» About this task: Of the lines below, copy those that hold the word "into".

» Extracted data:
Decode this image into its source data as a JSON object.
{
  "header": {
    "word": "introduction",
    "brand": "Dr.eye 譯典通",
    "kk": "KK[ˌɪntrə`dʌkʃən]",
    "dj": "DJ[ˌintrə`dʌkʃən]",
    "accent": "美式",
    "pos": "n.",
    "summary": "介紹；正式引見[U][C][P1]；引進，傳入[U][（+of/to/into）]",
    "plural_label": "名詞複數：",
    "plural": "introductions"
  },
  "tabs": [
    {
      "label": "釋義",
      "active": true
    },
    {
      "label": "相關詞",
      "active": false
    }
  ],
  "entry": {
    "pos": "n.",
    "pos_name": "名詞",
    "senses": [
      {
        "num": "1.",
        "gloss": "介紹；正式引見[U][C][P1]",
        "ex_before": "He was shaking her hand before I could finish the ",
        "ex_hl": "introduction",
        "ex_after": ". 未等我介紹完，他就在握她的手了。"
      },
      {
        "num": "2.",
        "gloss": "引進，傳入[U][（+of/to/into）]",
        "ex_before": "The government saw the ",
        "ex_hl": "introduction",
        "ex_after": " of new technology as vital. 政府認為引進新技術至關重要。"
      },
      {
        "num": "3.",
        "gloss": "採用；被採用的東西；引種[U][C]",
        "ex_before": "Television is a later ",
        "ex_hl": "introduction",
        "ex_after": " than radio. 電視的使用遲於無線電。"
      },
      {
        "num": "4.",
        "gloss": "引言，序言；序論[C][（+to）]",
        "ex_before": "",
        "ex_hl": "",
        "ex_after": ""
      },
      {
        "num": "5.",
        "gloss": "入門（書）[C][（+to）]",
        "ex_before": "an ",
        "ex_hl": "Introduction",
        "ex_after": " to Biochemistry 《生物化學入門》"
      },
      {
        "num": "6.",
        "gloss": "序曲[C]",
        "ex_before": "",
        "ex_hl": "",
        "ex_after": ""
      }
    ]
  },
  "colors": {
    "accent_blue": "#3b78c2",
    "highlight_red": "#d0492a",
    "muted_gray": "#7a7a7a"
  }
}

» Response area:
Decode this image into its source data as a JSON object.
    "summary": "介紹；正式引見[U][C][P1]；引進，傳入[U][（+of/to/into）]",
        "gloss": "引進，傳入[U][（+of/to/into）]",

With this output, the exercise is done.